**Material for the task**
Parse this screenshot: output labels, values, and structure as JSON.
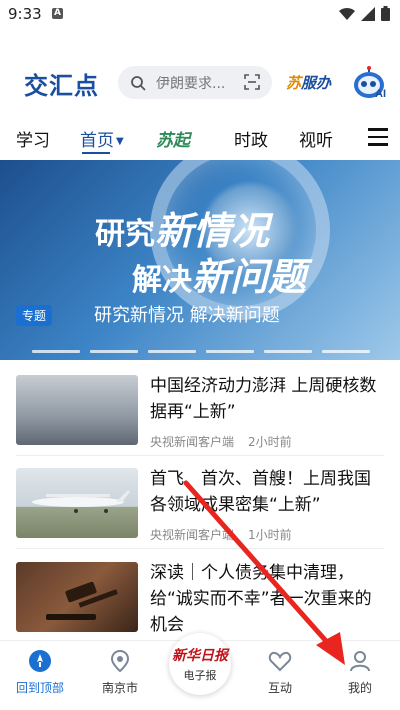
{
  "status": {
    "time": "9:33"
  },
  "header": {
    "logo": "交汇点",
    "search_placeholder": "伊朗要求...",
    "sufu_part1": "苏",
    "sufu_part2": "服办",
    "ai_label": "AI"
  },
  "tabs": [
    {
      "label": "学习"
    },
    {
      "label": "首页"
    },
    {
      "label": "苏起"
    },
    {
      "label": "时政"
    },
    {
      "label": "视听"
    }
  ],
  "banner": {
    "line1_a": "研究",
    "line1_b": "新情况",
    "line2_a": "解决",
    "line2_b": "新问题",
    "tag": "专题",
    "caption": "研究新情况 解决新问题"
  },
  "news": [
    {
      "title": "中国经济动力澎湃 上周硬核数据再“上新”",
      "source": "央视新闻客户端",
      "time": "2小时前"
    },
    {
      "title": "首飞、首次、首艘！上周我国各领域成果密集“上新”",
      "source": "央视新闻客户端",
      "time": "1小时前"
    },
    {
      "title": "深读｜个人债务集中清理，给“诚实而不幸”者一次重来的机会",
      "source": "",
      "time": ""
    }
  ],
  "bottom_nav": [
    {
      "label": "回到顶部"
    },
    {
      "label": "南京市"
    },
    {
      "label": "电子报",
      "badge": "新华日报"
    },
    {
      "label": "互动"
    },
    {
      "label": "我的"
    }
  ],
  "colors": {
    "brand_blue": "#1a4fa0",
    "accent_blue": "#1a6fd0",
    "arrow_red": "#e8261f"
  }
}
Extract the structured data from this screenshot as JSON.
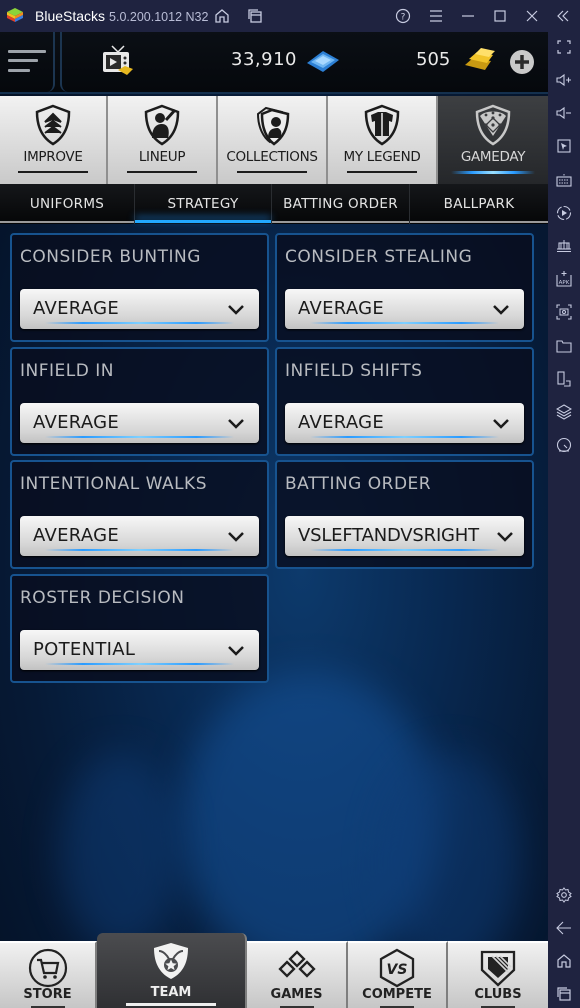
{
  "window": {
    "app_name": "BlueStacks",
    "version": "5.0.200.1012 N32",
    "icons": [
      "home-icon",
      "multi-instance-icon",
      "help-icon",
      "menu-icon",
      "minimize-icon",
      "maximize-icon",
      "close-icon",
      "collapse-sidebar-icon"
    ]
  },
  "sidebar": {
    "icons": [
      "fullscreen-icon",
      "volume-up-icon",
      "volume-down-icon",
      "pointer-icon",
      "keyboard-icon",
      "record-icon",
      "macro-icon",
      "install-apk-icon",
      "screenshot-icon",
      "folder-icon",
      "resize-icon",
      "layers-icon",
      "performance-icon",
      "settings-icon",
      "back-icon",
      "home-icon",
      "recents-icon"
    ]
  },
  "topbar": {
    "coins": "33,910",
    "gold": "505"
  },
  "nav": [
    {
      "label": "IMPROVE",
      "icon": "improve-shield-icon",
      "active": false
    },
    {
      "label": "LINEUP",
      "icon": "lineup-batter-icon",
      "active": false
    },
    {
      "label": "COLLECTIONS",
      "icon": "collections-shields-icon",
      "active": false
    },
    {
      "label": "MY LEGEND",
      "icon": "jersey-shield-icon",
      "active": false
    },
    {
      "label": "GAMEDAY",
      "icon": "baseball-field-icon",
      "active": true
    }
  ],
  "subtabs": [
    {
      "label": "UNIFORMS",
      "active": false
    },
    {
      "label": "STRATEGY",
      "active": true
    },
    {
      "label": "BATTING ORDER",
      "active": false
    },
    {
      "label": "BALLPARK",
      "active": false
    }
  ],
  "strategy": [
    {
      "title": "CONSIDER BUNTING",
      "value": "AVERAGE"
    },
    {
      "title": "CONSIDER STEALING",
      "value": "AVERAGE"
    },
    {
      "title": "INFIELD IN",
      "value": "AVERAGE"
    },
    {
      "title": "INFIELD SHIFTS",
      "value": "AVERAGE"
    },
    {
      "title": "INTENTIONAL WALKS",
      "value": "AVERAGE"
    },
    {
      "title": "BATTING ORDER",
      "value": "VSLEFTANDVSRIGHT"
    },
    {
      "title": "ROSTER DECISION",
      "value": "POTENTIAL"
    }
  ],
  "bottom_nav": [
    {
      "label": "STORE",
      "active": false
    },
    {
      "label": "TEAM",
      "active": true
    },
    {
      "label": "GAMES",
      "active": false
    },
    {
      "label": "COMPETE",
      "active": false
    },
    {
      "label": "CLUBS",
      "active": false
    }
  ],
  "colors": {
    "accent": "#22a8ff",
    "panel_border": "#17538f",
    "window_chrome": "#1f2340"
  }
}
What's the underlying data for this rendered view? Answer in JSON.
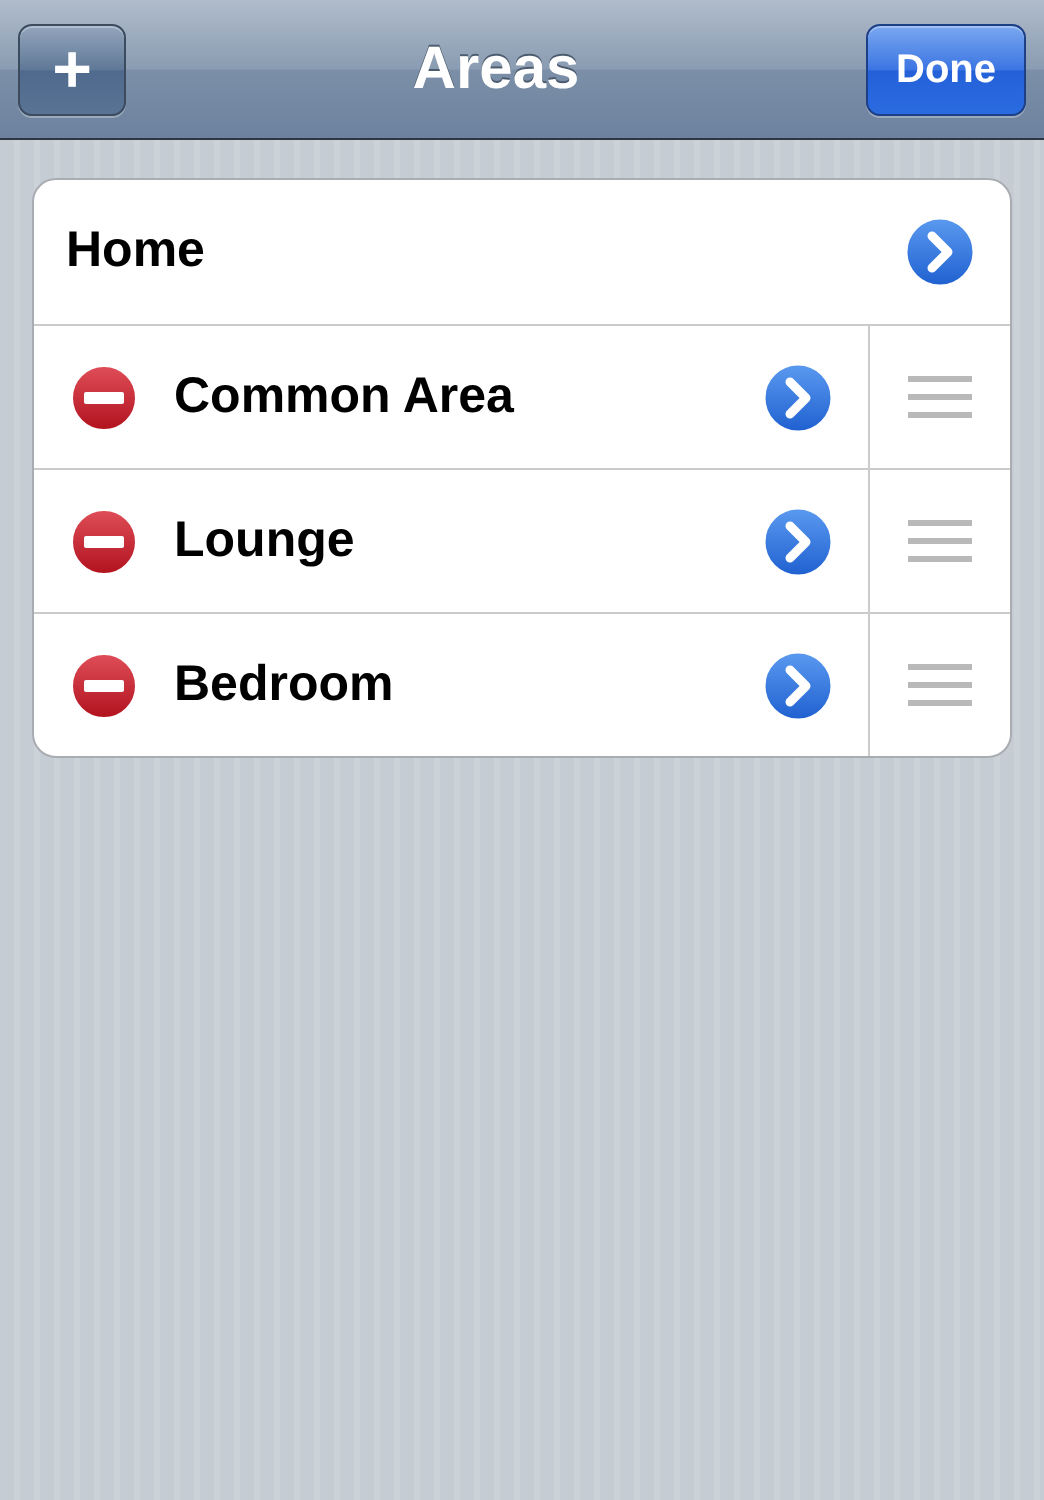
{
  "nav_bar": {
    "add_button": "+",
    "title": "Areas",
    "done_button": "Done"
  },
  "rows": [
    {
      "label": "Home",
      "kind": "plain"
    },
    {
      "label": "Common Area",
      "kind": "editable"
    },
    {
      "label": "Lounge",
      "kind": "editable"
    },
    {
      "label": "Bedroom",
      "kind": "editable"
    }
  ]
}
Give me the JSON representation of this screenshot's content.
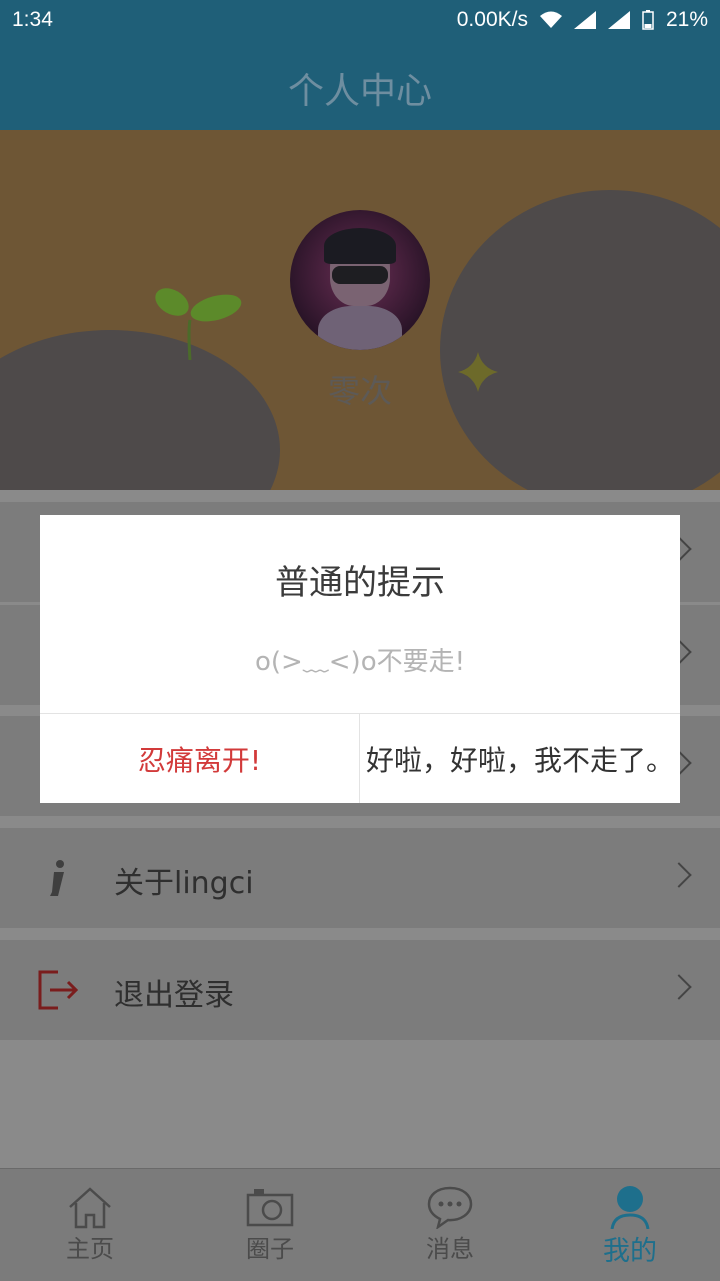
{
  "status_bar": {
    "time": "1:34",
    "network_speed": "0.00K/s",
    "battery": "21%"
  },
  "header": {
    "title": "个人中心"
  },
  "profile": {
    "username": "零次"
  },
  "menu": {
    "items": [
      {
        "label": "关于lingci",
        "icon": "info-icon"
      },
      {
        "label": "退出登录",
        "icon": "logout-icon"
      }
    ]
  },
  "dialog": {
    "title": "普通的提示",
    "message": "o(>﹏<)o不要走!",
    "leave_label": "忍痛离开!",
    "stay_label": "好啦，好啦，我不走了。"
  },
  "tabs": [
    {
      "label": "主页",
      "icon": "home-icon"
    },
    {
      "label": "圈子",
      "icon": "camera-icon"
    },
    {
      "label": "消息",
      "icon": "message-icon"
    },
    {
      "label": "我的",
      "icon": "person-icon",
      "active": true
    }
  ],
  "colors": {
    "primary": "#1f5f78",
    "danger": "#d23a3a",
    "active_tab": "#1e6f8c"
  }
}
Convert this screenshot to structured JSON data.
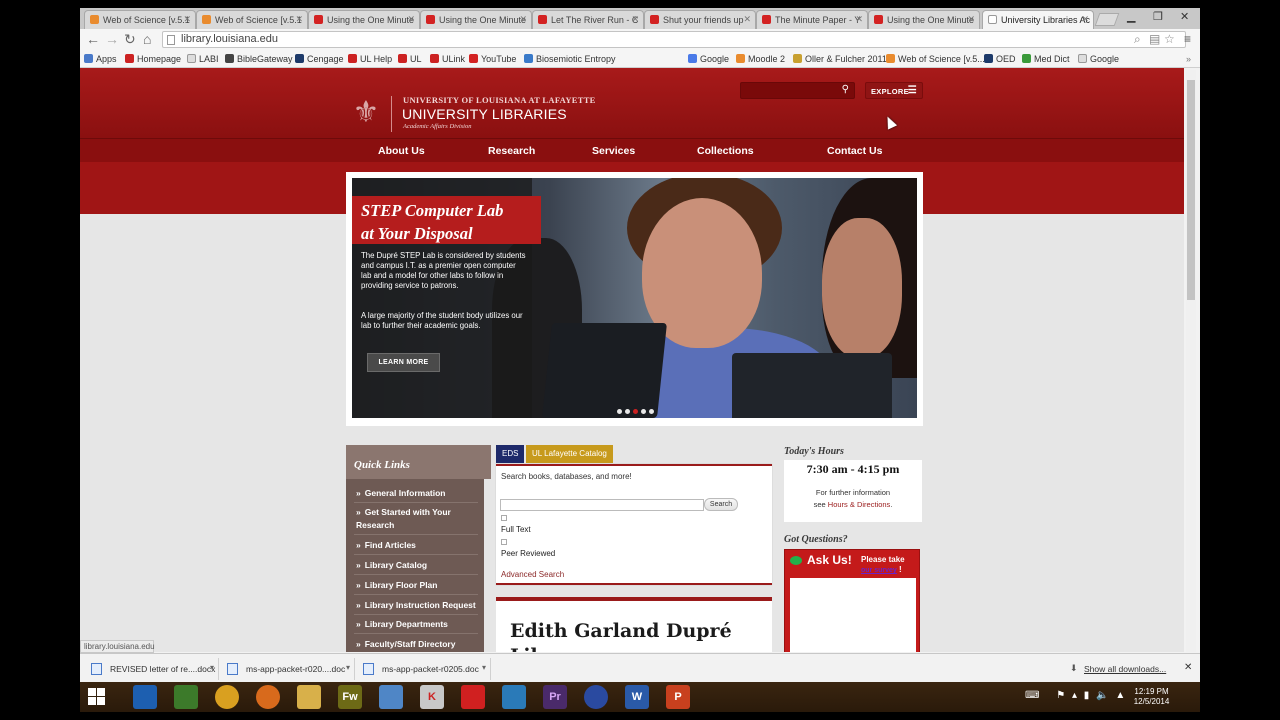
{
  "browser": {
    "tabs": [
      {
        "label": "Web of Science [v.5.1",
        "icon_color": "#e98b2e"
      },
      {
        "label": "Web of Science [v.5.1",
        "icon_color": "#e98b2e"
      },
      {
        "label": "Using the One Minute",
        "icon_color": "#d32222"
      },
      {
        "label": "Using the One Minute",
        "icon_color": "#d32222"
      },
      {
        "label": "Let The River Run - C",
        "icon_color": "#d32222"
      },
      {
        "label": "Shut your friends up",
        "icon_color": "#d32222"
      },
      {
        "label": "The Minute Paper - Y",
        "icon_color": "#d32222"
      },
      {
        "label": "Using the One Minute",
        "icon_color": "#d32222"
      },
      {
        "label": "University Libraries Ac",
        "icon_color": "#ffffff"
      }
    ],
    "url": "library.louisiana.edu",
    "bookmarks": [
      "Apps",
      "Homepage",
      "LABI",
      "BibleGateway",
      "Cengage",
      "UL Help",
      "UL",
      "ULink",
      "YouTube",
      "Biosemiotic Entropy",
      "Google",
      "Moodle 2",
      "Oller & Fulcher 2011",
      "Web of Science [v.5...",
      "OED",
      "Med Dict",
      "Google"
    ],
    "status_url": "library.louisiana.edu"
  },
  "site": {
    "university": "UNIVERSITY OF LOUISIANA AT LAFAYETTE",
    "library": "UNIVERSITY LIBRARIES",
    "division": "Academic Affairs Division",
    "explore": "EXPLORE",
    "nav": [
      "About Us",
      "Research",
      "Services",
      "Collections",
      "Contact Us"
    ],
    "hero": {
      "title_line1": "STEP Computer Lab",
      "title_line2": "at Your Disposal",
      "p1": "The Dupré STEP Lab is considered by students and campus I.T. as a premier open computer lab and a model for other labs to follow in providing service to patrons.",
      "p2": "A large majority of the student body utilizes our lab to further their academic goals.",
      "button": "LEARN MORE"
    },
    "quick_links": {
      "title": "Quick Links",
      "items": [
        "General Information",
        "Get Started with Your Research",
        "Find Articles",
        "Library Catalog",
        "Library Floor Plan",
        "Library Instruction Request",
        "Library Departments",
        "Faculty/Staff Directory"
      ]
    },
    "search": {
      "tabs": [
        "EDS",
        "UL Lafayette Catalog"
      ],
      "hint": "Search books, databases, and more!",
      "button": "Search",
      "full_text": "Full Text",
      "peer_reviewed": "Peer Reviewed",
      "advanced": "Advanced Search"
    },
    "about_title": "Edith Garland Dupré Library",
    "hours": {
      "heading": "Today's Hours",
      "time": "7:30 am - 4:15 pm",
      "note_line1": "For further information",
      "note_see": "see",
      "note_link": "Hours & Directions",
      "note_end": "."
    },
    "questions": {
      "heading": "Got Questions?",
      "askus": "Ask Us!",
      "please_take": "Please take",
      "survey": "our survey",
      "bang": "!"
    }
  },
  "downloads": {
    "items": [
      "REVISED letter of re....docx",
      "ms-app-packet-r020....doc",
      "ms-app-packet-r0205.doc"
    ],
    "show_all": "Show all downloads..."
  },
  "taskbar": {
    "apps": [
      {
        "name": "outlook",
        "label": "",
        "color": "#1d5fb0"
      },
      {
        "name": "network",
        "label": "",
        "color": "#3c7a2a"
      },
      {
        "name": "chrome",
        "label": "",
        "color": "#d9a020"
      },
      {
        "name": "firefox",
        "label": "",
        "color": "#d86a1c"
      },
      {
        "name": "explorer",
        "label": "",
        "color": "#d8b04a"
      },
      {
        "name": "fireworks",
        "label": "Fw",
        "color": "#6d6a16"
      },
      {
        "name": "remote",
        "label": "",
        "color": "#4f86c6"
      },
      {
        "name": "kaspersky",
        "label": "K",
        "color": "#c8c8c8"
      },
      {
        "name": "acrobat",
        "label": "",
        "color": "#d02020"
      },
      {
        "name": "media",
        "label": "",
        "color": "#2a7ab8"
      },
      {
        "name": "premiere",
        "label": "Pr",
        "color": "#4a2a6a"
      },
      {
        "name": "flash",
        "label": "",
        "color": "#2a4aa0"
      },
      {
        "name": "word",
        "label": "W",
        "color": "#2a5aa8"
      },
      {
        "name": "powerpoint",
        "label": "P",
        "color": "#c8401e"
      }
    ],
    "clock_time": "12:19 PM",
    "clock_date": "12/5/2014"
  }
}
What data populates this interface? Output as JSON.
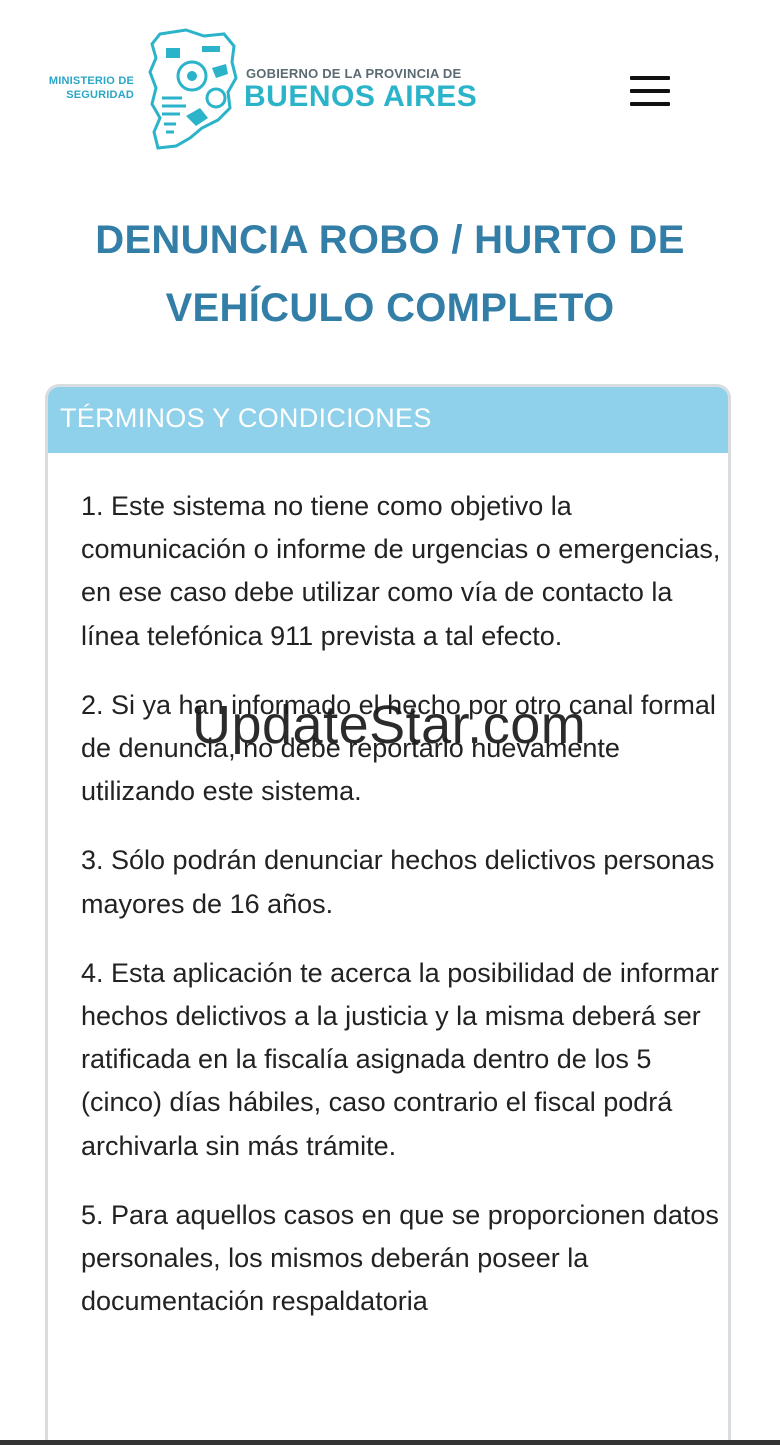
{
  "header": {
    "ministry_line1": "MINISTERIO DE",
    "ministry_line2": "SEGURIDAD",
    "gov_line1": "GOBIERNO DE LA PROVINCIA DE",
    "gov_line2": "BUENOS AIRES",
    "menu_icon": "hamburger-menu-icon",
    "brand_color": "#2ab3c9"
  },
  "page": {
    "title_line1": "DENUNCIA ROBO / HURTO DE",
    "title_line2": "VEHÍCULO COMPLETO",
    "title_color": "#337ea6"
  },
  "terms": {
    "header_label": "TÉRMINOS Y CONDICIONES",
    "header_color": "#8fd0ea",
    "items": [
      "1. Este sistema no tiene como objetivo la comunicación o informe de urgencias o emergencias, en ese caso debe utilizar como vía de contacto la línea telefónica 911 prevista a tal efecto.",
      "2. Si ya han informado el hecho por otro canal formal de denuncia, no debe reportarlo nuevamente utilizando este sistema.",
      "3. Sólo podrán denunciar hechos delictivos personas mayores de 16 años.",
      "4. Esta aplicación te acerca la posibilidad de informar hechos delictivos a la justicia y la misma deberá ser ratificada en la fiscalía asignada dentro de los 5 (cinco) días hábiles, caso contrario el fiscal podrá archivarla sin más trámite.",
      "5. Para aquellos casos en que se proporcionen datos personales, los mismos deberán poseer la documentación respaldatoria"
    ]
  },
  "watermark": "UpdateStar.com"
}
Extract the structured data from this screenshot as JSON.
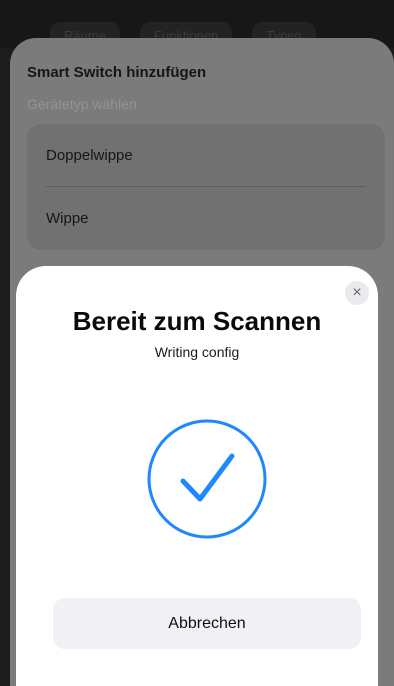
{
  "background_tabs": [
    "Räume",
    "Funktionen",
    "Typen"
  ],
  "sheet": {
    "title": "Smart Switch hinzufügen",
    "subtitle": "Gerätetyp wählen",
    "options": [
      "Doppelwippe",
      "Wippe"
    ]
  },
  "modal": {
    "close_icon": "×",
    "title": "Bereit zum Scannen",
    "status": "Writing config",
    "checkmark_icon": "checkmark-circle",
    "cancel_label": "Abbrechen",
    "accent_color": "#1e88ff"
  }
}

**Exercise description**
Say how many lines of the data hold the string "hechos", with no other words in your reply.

**Solved exercise**
2